Trained as a cabinet maker, Wenzel Friedrich immigrated to the US in 1853, settling in San Antonio, Texas. In 1880, he realized the potential of the Texas stockyards’ plentiful supply of steer horns for use in the making of furniture. It is likely that Friedrich was inspired by furniture he had seen in Europe, where antlers and other emblems of the hunt were used as décor as early as the 15th century. Friedrich’s horned furniture fulfilled the Victorian fancy for the unusual, as well as symbolizing the Wild West. Heating the horn made the material pliable, allowing Friedrich to create exaggerated curves for his pieces. If you happen to live in San Antonio, you can see examples of his work in the historic Oge House, which is now a Bed & Breakfast.

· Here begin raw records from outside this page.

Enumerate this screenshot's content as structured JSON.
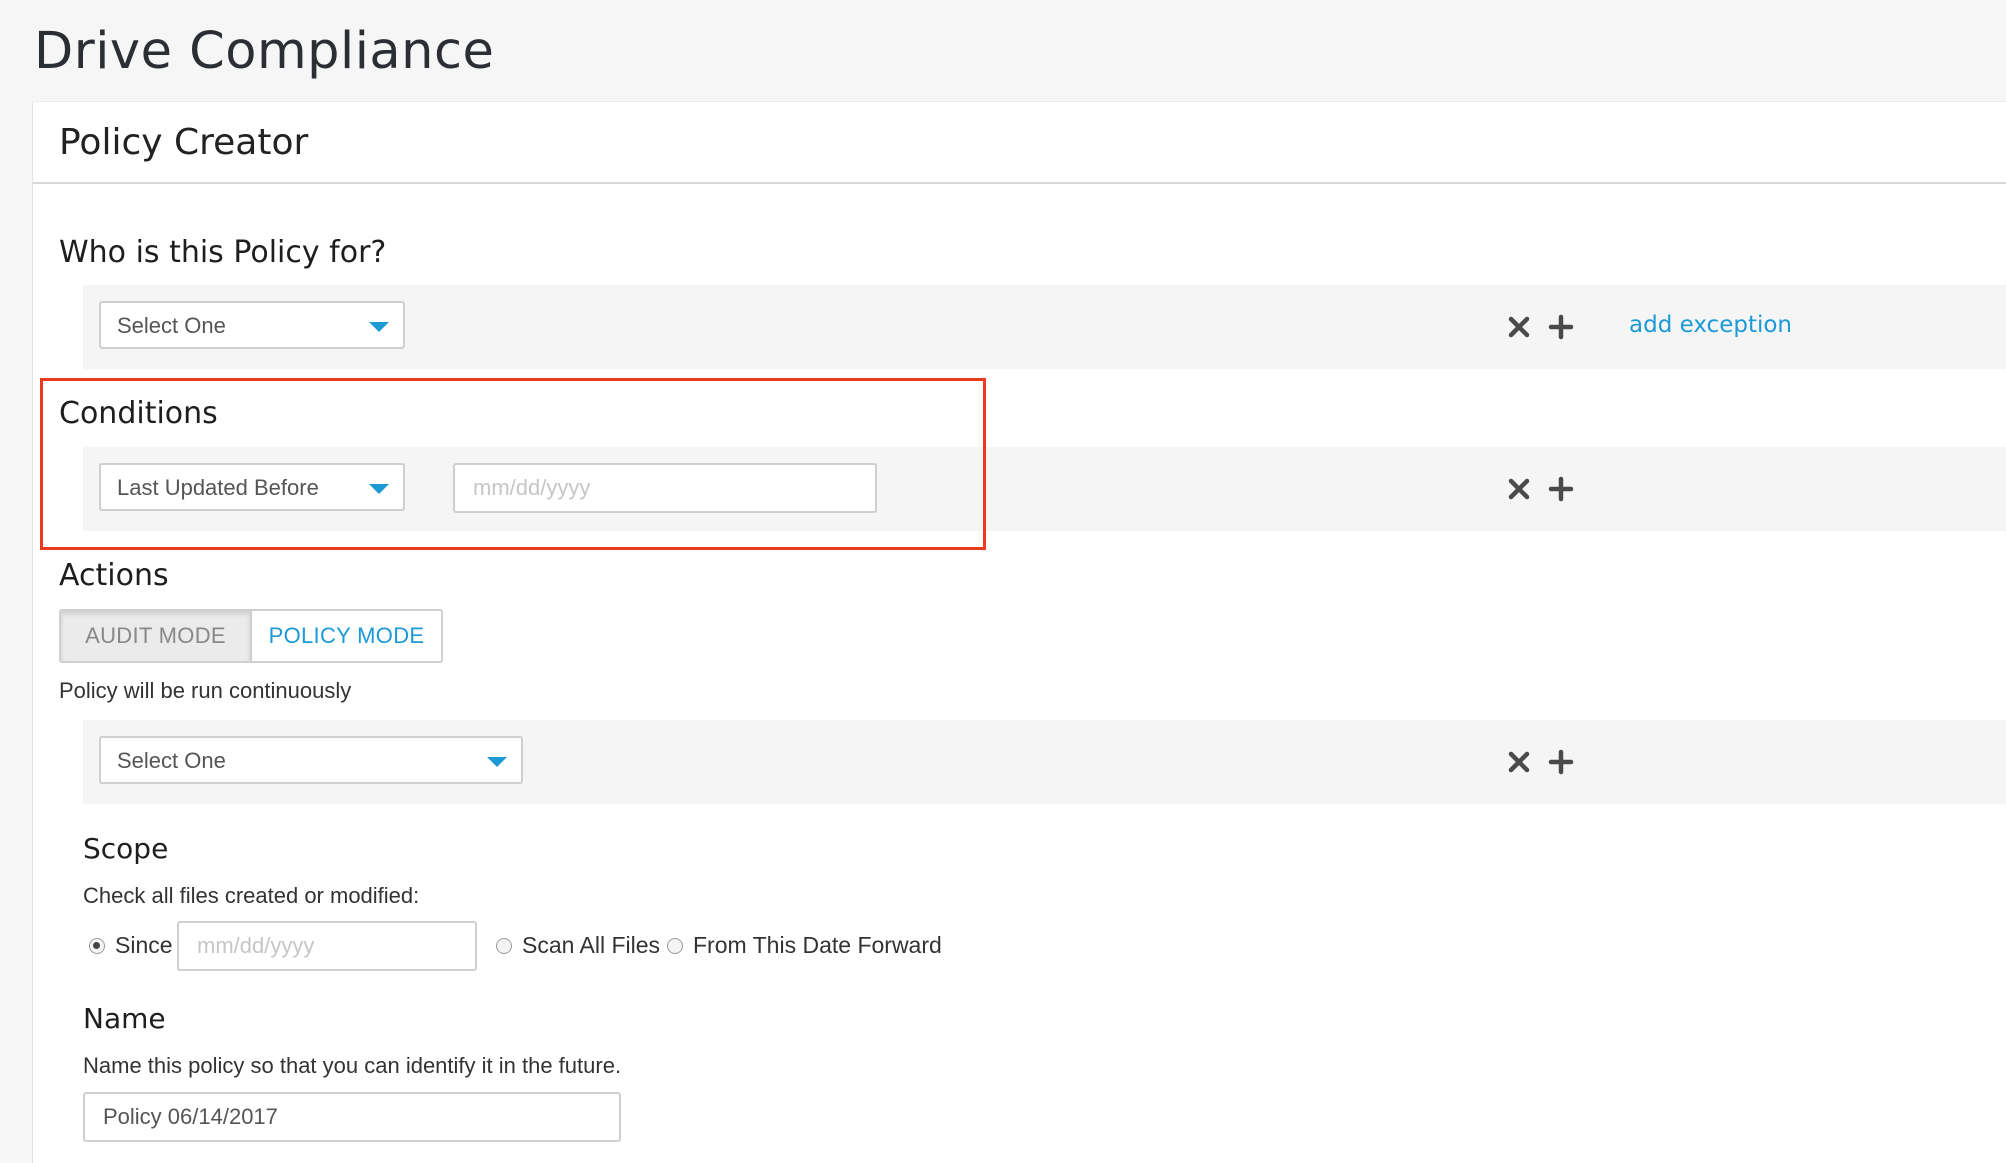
{
  "page": {
    "title": "Drive Compliance"
  },
  "panel": {
    "title": "Policy Creator"
  },
  "who": {
    "label": "Who is this Policy for?",
    "select_value": "Select One",
    "add_exception_label": "add exception"
  },
  "conditions": {
    "label": "Conditions",
    "select_value": "Last Updated Before",
    "date_placeholder": "mm/dd/yyyy"
  },
  "actions": {
    "label": "Actions",
    "modes": [
      "AUDIT MODE",
      "POLICY MODE"
    ],
    "selected_mode": "POLICY MODE",
    "mode_description": "Policy will be run continuously",
    "select_value": "Select One"
  },
  "scope": {
    "label": "Scope",
    "description": "Check all files created or modified:",
    "options": [
      "Since",
      "Scan All Files",
      "From This Date Forward"
    ],
    "selected_option": "Since",
    "since_placeholder": "mm/dd/yyyy"
  },
  "name": {
    "label": "Name",
    "description": "Name this policy so that you can identify it in the future.",
    "value": "Policy 06/14/2017"
  },
  "icons": {
    "remove": "close-icon",
    "add": "plus-icon",
    "dropdown": "caret-down-icon"
  },
  "colors": {
    "accent": "#1b9ad6",
    "highlight": "#ea3b1f",
    "row_background": "#f5f5f5"
  }
}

You can read more about Friedrich Wenzel’s horn furniture designs at This Link.
Photographed in the Cooper Hewitt Design Museum in Manhattan.

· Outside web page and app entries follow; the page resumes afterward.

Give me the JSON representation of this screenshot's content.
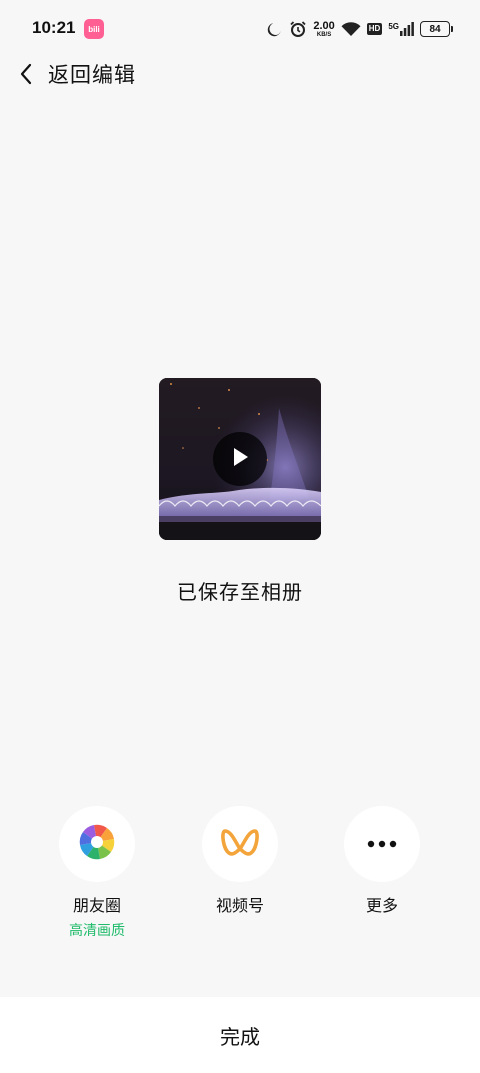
{
  "status_bar": {
    "time": "10:21",
    "app_badge": "bili",
    "net_speed_value": "2.00",
    "net_speed_unit": "KB/S",
    "hd_label": "HD",
    "network_label": "5G",
    "battery": "84"
  },
  "nav": {
    "back_label": "返回编辑"
  },
  "preview": {
    "saved_text": "已保存至相册"
  },
  "share": {
    "items": [
      {
        "label": "朋友圈",
        "sub": "高清画质",
        "icon": "moments-icon"
      },
      {
        "label": "视频号",
        "icon": "channels-icon"
      },
      {
        "label": "更多",
        "icon": "more-icon"
      }
    ],
    "sub_color": "#1fbb6a"
  },
  "footer": {
    "done_label": "完成"
  }
}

This fun ceramic sugar skull wall trophy was created by the Mexico City-based Ceramica La Mejor; a high-end commercial ceramic production company that makes all kind of cool stuff. We visited their booth at ICFF and took a few photos of one of our favorite pieces for our Pink Thing of the Day!
Here he is again, hanging around with all of his colorful friends! Find out more about Ceramica La Mejor at This Link!
There is no denying that the above sculpture is a mortifying horrorshow of excruciatingly bad taste. Who on earth would want to own this Deer Trophy Sculpture with Tits? A misogynist hunter who’s only 12 years old? Maybe I’m just not in on the joke. See more work by artist Andres Amaya, including fish with tits and ducks with tits, at This Link!
Photographed in the Andres Amaya Booth at the ICFF!